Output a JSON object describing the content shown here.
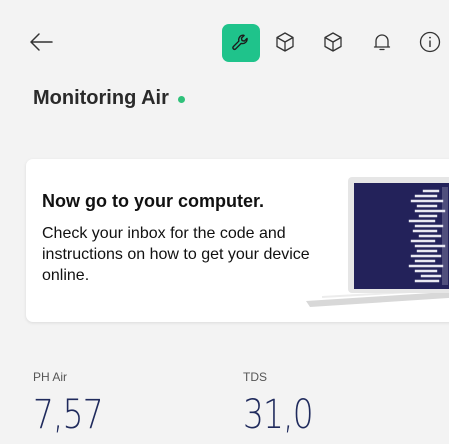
{
  "header": {
    "icons": [
      "back-arrow-icon",
      "wrench-icon",
      "cube-icon",
      "cube-icon",
      "bell-icon",
      "info-icon"
    ],
    "accent_color": "#1fc38b"
  },
  "device": {
    "title": "Monitoring Air",
    "status_color": "#2fc17a"
  },
  "card": {
    "title": "Now go to your computer.",
    "text": "Check your inbox for the code and instructions on how to get your device online."
  },
  "metrics": [
    {
      "label": "PH Air",
      "value": "7,57"
    },
    {
      "label": "TDS",
      "value": "31,0"
    }
  ]
}
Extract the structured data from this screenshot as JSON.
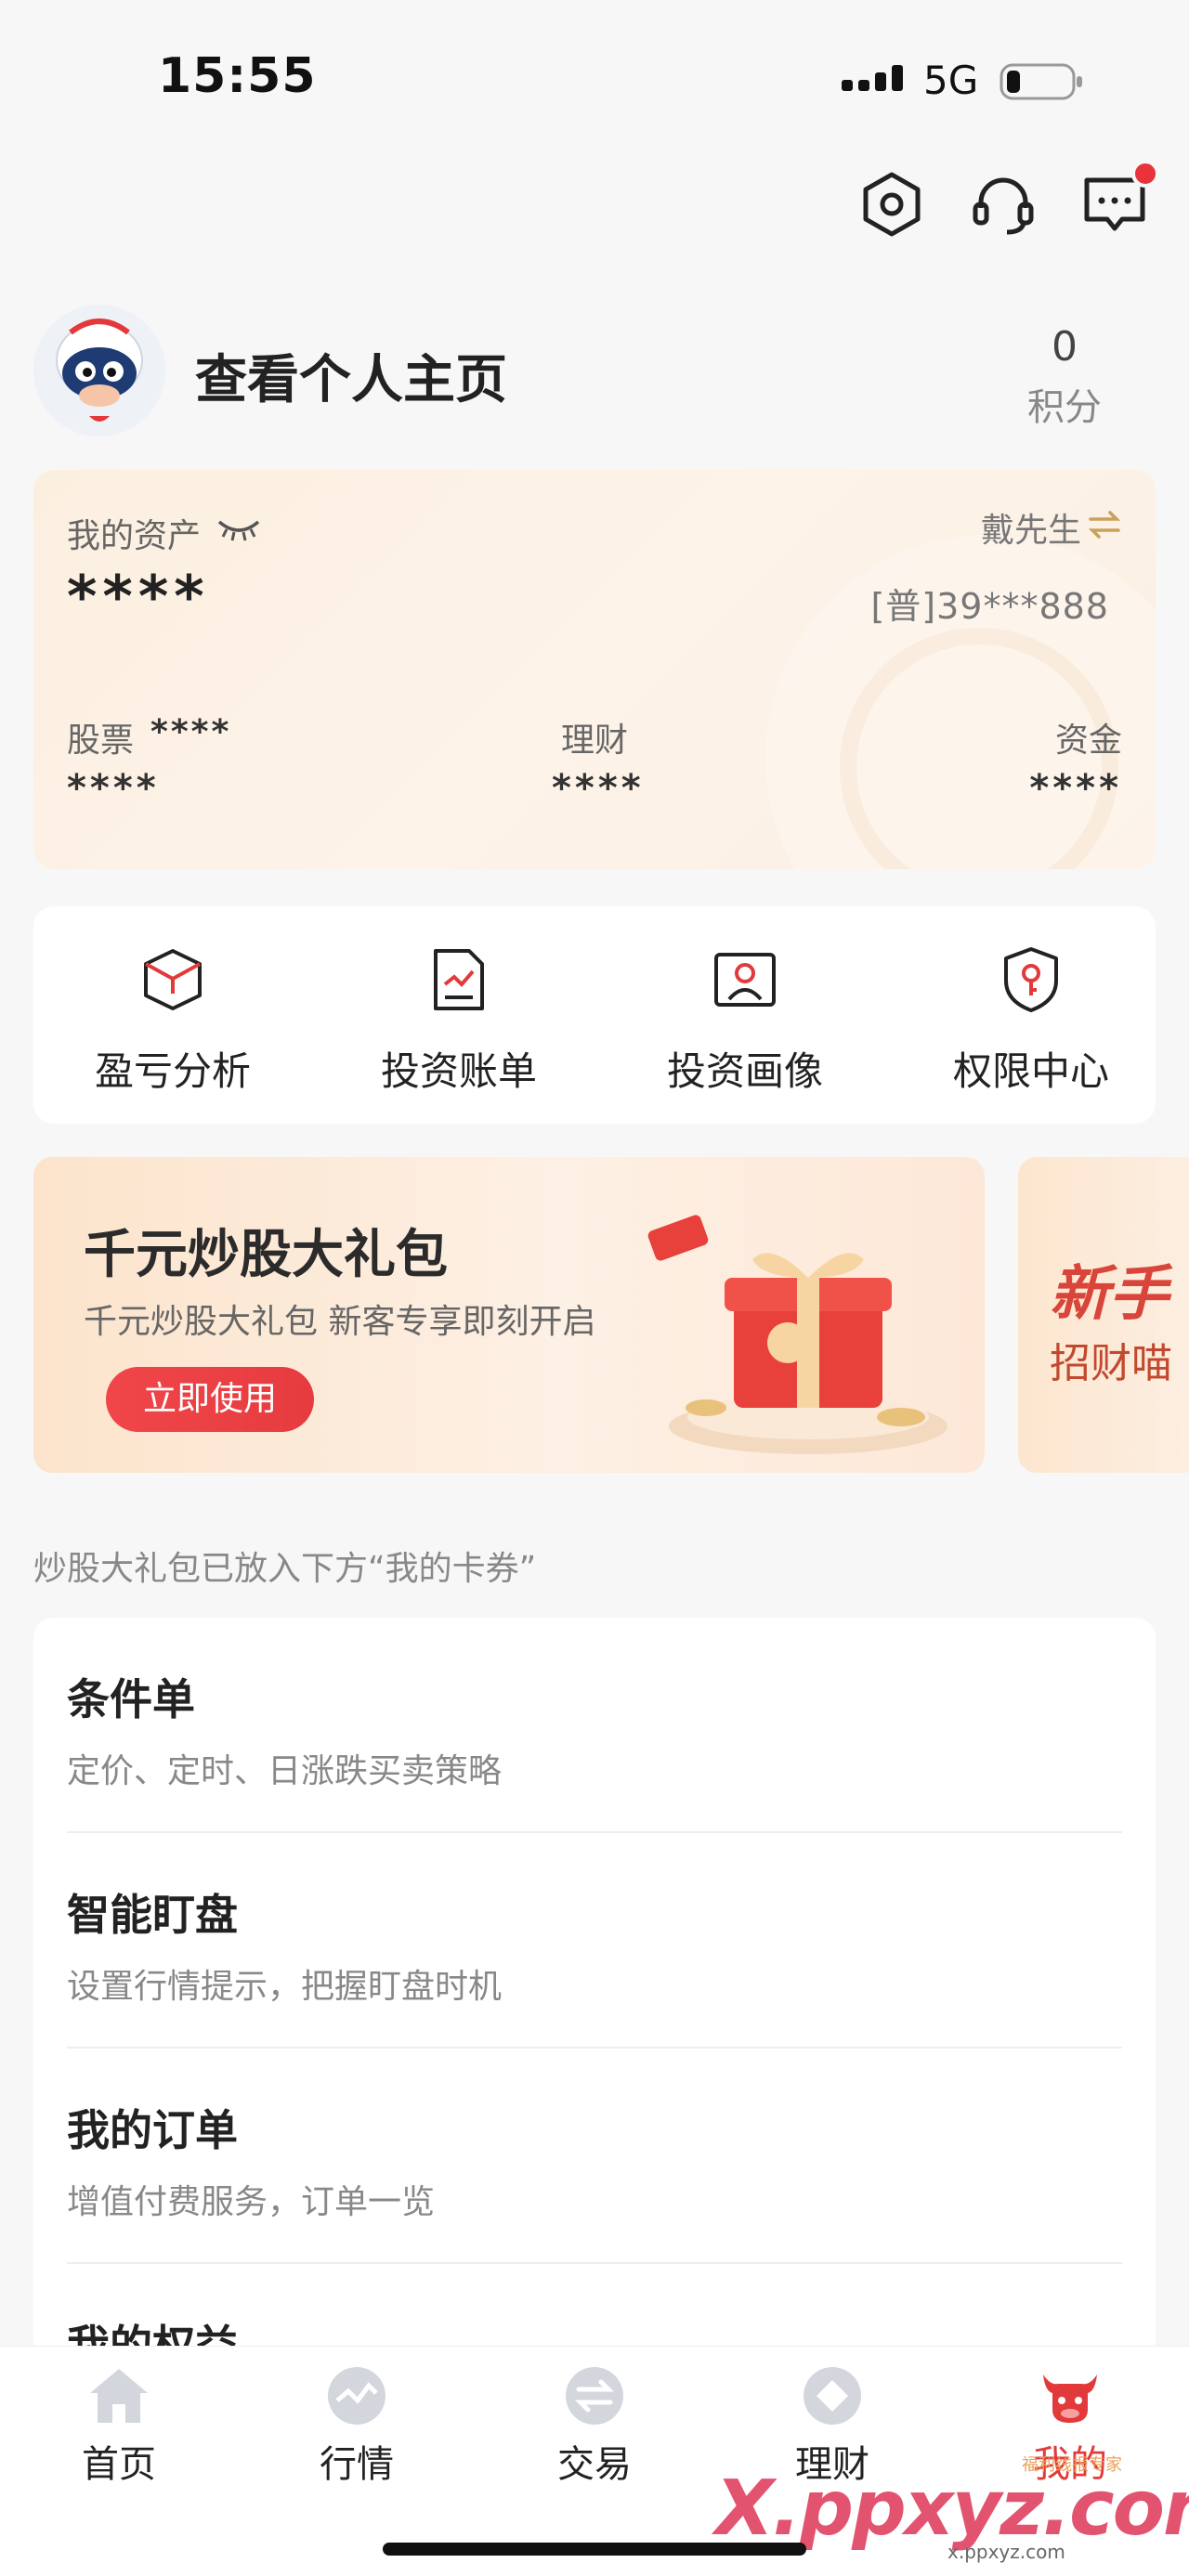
{
  "status_bar": {
    "time": "15:55",
    "network": "5G"
  },
  "header": {
    "icons": [
      "settings-icon",
      "customer-service-icon",
      "message-icon"
    ],
    "has_notification": true
  },
  "profile": {
    "link_label": "查看个人主页",
    "points_value": "0",
    "points_label": "积分"
  },
  "assets": {
    "label": "我的资产",
    "total_masked": "****",
    "account_name": "戴先生",
    "account_number": "[普]39***888",
    "stock_label": "股票",
    "stock_inline_masked": "****",
    "stock_value": "****",
    "wealth_label": "理财",
    "wealth_value": "****",
    "cash_label": "资金",
    "cash_value": "****"
  },
  "tools": [
    {
      "label": "盈亏分析",
      "icon": "cube-icon"
    },
    {
      "label": "投资账单",
      "icon": "bill-chart-icon"
    },
    {
      "label": "投资画像",
      "icon": "portrait-icon"
    },
    {
      "label": "权限中心",
      "icon": "shield-key-icon"
    }
  ],
  "banner": {
    "title": "千元炒股大礼包",
    "subtitle": "千元炒股大礼包 新客专享即刻开启",
    "button": "立即使用"
  },
  "banner2": {
    "title": "新手",
    "subtitle": "招财喵"
  },
  "hint": "炒股大礼包已放入下方“我的卡券”",
  "menu": [
    {
      "title": "条件单",
      "desc": "定价、定时、日涨跌买卖策略"
    },
    {
      "title": "智能盯盘",
      "desc": "设置行情提示，把握盯盘时机"
    },
    {
      "title": "我的订单",
      "desc": "增值付费服务，订单一览"
    },
    {
      "title": "我的权益",
      "desc": ""
    }
  ],
  "tab_bar": [
    {
      "label": "首页",
      "icon": "home-icon"
    },
    {
      "label": "行情",
      "icon": "market-icon"
    },
    {
      "label": "交易",
      "icon": "trade-icon"
    },
    {
      "label": "理财",
      "icon": "wealth-icon"
    },
    {
      "label": "我的",
      "icon": "mine-bull-icon",
      "active": true
    }
  ],
  "watermark": {
    "main": "X.ppxyz.com",
    "top": "福利线报专家",
    "sub": "x.ppxyz.com"
  },
  "colors": {
    "accent_red": "#e63b3f",
    "active_tab": "#e23a3a",
    "card_bg": "#fbefe0"
  }
}
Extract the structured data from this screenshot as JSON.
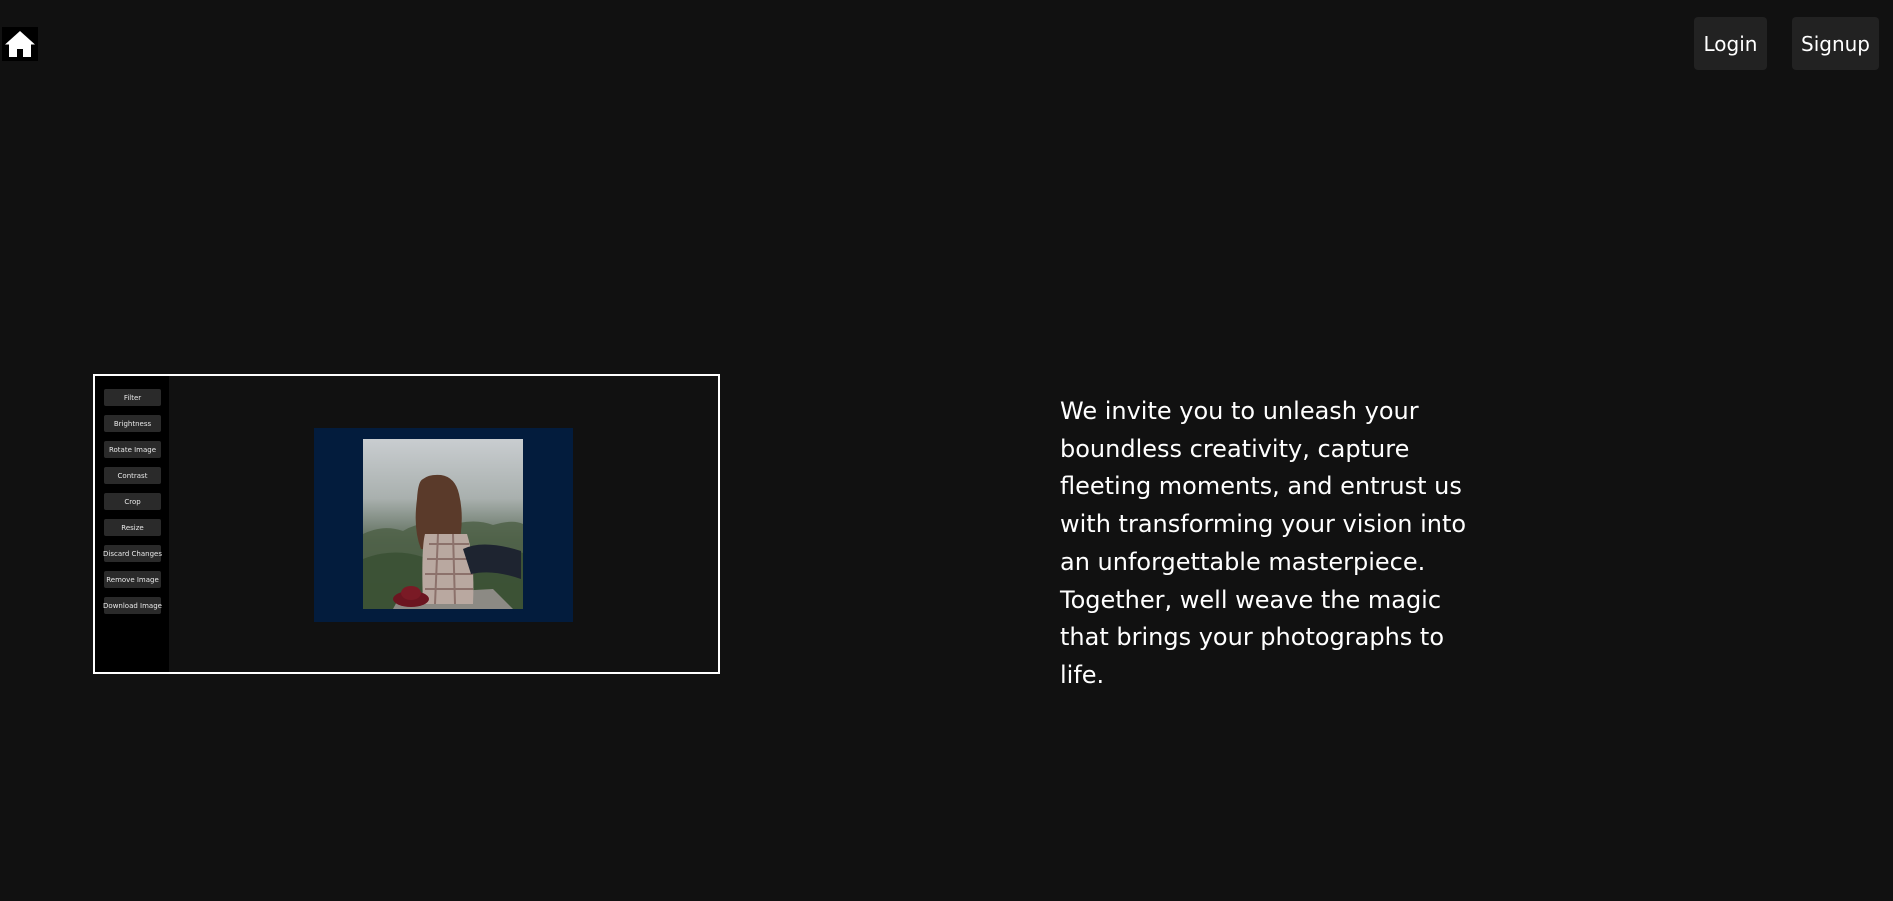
{
  "header": {
    "home_icon": "home-icon",
    "login_label": "Login",
    "signup_label": "Signup"
  },
  "preview": {
    "tools": [
      "Filter",
      "Brightness",
      "Rotate Image",
      "Contrast",
      "Crop",
      "Resize",
      "Discard Changes",
      "Remove Image",
      "Download Image"
    ],
    "canvas_color": "#031c3d"
  },
  "hero": {
    "tagline": "We invite you to unleash your boundless creativity, capture fleeting moments, and entrust us with transforming your vision into an unforgettable masterpiece. Together, well weave the magic that brings your photographs to life."
  },
  "colors": {
    "background": "#111111",
    "button_bg": "#222222",
    "text": "#ffffff"
  }
}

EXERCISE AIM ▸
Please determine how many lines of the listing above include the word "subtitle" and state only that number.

ANSWER FOR THE TASK ▸
2